All references, including publications, patent applications, and patents, cited herein are hereby incorporated by reference to the same extent as if each reference were individually and specifically indicated to be incorporate by reference and were set forth in its entirety herein.

The use of the terms “a,” “an,” “the,” and similar referents in the context of describing the invention (especially in the context of the following claims) ate to be construed to cover both the singular and the plural, unless otherwise indicated herein or clearly contradicted by context. The recitation of ranges of values herein is merely intended to serve as a shorthand method of referring individually to each separate value falling within the range, unless otherwise indicated herein, and each separate value is incorporated into the specification as if it were individually recited herein. All methods described herein can be performed in any suitable order unless otherwise indicated herein or otherwise clearly contradicted by context. The use of any and all examples, or exemplary language (e.g., “such as”) provided herein, is intended merely to illustrate better the invention and does not pose a limitation on the scope of the invention unless otherwise claimed. No language in the specification should be construed as indicating any non-claimed element as essential to the practice of the invention.

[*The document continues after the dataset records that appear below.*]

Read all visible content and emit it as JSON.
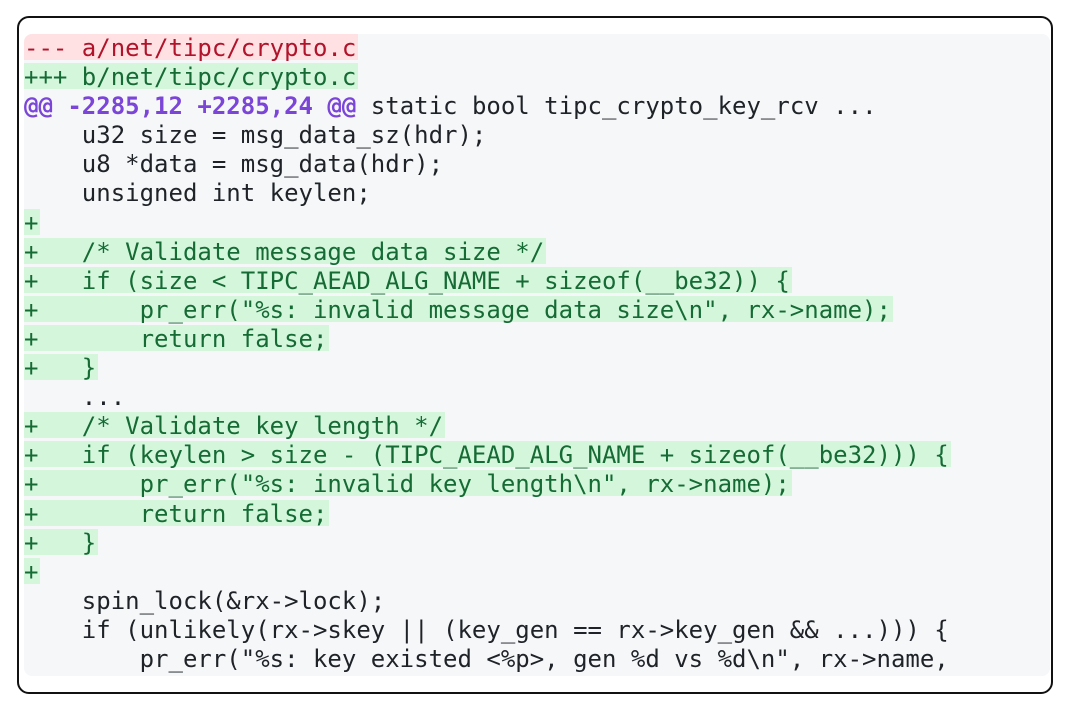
{
  "diff": {
    "lines": [
      {
        "type": "del",
        "text": "--- a/net/tipc/crypto.c"
      },
      {
        "type": "add",
        "text": "+++ b/net/tipc/crypto.c"
      },
      {
        "type": "hunk",
        "marker": "@@ -2285,12 +2285,24 @@",
        "rest": " static bool tipc_crypto_key_rcv ..."
      },
      {
        "type": "ctx",
        "text": "    u32 size = msg_data_sz(hdr);"
      },
      {
        "type": "ctx",
        "text": "    u8 *data = msg_data(hdr);"
      },
      {
        "type": "ctx",
        "text": "    unsigned int keylen;"
      },
      {
        "type": "add",
        "text": "+"
      },
      {
        "type": "add",
        "text": "+   /* Validate message data size */"
      },
      {
        "type": "add",
        "text": "+   if (size < TIPC_AEAD_ALG_NAME + sizeof(__be32)) {"
      },
      {
        "type": "add",
        "text": "+       pr_err(\"%s: invalid message data size\\n\", rx->name);"
      },
      {
        "type": "add",
        "text": "+       return false;"
      },
      {
        "type": "add",
        "text": "+   }"
      },
      {
        "type": "ctx",
        "text": "    ..."
      },
      {
        "type": "add",
        "text": "+   /* Validate key length */"
      },
      {
        "type": "add",
        "text": "+   if (keylen > size - (TIPC_AEAD_ALG_NAME + sizeof(__be32))) {"
      },
      {
        "type": "add",
        "text": "+       pr_err(\"%s: invalid key length\\n\", rx->name);"
      },
      {
        "type": "add",
        "text": "+       return false;"
      },
      {
        "type": "add",
        "text": "+   }"
      },
      {
        "type": "add",
        "text": "+"
      },
      {
        "type": "ctx",
        "text": "    spin_lock(&rx->lock);"
      },
      {
        "type": "ctx",
        "text": "    if (unlikely(rx->skey || (key_gen == rx->key_gen && ...))) {"
      },
      {
        "type": "ctx",
        "text": "        pr_err(\"%s: key existed <%p>, gen %d vs %d\\n\", rx->name,"
      }
    ]
  }
}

Preferred embodiments of this invention are described herein, including the best mode known to the inventors for carrying out the invention. It should be understood dial the illustrated embodiments are exemplary only, and should not be taken as limiting the scope of the invention.